━━━ Provided data
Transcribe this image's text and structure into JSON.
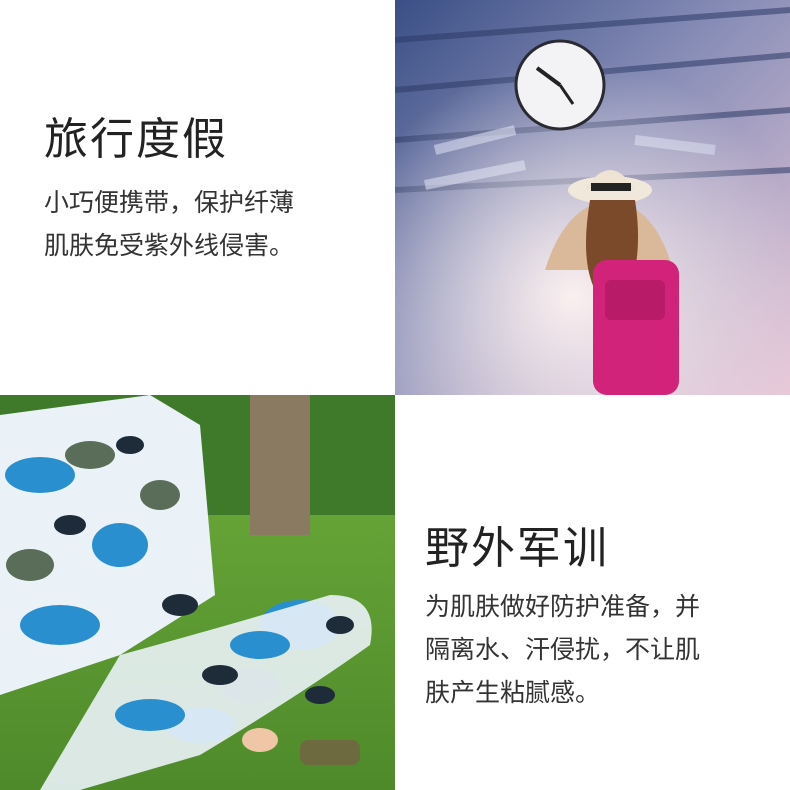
{
  "panels": {
    "travel": {
      "title": "旅行度假",
      "lines": [
        "小巧便携带，保护纤薄",
        "肌肤免受紫外线侵害。"
      ],
      "image_icon": "train-station-photo-icon"
    },
    "military": {
      "title": "野外军训",
      "lines": [
        "为肌肤做好防护准备，并",
        "隔离水、汗侵扰，不让肌",
        "肤产生粘腻感。"
      ],
      "image_icon": "camouflage-photo-icon"
    }
  },
  "colors": {
    "text_title": "#222222",
    "text_body": "#333333",
    "background": "#ffffff",
    "backpack": "#d2237a"
  }
}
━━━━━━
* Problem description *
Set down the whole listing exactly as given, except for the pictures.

* Expected output *
Transcribe this image's text and structure into JSON.
{
  "panels": {
    "travel": {
      "title": "旅行度假",
      "lines": [
        "小巧便携带，保护纤薄",
        "肌肤免受紫外线侵害。"
      ],
      "image_icon": "train-station-photo-icon"
    },
    "military": {
      "title": "野外军训",
      "lines": [
        "为肌肤做好防护准备，并",
        "隔离水、汗侵扰，不让肌",
        "肤产生粘腻感。"
      ],
      "image_icon": "camouflage-photo-icon"
    }
  },
  "colors": {
    "text_title": "#222222",
    "text_body": "#333333",
    "background": "#ffffff",
    "backpack": "#d2237a"
  }
}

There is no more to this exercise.